### Dataset excerpts:

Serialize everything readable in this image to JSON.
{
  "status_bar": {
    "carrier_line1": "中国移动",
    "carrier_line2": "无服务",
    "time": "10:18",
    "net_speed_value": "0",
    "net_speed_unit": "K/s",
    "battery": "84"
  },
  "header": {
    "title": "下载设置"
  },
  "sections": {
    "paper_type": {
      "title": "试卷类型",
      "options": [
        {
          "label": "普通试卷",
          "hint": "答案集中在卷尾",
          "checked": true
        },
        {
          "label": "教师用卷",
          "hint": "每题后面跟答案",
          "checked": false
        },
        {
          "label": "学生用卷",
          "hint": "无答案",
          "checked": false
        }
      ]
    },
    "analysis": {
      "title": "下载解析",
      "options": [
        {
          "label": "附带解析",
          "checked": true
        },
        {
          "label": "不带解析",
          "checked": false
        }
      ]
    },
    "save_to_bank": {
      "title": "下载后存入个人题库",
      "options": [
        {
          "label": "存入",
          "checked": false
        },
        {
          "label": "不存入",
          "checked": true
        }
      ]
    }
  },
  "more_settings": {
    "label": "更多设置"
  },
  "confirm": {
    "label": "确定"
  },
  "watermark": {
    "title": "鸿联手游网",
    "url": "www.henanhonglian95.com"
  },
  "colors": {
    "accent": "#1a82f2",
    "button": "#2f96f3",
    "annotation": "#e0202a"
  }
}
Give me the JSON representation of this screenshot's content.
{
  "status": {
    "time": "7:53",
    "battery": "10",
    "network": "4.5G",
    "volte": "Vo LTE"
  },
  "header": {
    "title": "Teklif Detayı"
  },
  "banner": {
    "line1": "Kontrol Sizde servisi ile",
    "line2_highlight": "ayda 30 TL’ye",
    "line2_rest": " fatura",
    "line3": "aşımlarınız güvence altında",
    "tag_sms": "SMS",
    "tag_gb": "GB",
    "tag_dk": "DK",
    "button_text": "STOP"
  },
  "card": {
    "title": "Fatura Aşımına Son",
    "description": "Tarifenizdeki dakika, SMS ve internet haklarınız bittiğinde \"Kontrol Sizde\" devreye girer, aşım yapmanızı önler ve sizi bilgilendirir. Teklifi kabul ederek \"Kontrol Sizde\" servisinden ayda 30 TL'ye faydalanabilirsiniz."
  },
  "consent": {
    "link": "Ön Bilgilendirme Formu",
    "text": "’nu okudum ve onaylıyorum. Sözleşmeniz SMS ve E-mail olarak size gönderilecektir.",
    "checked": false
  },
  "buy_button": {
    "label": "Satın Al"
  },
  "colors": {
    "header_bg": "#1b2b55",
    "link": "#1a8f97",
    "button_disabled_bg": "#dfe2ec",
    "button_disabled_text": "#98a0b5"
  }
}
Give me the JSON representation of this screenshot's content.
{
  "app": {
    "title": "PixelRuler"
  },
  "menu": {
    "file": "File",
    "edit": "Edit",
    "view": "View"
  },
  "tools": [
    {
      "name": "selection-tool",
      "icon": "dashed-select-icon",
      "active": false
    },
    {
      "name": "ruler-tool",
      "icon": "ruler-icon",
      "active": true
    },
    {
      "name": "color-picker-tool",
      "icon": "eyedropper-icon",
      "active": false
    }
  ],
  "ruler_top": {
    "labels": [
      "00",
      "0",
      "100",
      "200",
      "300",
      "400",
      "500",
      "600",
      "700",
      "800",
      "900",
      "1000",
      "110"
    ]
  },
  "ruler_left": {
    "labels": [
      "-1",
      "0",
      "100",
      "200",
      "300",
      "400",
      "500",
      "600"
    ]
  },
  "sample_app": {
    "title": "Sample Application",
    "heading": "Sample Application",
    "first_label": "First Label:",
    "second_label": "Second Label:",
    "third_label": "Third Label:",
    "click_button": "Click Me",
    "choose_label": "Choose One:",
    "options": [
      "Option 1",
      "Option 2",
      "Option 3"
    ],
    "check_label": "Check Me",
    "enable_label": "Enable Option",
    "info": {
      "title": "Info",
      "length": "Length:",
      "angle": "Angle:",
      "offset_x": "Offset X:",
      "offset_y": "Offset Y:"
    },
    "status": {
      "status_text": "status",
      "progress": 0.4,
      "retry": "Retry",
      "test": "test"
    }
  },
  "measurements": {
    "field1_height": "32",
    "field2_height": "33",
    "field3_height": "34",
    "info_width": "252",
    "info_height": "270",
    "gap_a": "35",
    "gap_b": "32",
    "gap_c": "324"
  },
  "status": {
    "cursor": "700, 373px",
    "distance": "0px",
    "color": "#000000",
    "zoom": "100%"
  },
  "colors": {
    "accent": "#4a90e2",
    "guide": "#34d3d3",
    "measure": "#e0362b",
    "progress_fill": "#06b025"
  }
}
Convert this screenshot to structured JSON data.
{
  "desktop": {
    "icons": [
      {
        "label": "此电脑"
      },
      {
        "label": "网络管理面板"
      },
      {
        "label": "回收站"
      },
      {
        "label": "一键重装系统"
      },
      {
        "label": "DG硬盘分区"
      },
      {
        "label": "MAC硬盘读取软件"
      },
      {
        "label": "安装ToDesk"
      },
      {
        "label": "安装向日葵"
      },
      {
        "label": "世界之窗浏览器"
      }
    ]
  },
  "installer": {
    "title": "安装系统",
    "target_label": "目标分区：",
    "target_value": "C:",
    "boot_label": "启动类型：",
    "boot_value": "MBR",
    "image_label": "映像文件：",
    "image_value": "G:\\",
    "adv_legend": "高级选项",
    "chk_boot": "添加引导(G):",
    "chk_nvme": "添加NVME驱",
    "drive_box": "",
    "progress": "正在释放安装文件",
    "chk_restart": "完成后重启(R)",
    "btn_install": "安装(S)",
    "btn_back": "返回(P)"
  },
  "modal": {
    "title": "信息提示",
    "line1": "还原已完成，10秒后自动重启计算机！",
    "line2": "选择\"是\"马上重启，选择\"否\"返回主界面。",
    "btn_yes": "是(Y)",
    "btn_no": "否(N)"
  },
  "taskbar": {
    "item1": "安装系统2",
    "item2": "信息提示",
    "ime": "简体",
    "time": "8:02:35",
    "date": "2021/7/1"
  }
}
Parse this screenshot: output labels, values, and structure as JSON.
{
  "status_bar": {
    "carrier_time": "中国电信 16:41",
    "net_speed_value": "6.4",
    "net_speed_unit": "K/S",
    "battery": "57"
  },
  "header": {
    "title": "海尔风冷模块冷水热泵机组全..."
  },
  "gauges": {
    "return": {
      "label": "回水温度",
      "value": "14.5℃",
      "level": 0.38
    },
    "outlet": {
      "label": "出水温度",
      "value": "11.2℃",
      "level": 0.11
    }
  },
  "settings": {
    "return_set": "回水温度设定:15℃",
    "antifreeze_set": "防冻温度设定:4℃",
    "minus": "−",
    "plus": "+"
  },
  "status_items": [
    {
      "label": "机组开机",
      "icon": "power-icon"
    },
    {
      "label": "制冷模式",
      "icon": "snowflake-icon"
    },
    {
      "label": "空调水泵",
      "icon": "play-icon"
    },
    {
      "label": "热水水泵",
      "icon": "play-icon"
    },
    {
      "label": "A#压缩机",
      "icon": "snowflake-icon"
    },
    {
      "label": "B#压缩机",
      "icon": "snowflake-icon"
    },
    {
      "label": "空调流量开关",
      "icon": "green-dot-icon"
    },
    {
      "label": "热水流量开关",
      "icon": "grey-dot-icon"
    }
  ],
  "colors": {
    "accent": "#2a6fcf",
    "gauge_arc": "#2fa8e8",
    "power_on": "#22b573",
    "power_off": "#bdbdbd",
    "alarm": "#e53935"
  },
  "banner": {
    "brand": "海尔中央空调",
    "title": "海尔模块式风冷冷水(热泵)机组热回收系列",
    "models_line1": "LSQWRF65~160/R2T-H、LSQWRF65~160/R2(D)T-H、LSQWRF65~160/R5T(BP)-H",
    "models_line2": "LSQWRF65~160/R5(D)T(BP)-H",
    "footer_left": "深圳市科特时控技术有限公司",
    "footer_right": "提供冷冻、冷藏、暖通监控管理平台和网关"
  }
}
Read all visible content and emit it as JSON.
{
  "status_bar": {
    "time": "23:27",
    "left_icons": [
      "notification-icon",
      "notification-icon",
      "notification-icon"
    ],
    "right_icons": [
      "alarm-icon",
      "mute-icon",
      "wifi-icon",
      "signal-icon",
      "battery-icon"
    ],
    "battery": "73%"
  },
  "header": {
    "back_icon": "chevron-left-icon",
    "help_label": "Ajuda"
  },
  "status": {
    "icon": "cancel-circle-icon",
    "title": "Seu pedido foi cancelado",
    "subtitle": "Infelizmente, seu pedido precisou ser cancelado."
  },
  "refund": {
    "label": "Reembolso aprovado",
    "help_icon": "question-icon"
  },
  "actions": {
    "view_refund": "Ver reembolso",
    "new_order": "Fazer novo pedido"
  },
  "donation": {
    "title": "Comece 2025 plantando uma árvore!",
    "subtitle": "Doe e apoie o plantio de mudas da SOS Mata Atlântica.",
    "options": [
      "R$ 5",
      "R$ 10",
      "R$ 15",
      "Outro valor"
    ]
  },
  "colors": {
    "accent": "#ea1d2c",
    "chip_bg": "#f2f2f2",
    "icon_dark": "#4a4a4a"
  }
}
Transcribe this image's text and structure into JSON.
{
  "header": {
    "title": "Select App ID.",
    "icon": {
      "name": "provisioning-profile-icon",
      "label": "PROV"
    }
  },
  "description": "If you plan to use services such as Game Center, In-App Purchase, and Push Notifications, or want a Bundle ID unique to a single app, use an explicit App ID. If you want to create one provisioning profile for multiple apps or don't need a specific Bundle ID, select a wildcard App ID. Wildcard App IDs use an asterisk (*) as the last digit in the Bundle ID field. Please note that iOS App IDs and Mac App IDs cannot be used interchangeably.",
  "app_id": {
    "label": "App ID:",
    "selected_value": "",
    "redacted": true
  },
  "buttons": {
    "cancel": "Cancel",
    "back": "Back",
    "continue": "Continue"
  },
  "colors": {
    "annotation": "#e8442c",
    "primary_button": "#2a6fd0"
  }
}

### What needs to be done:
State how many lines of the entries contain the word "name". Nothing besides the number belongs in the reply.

### Solved exercise:
4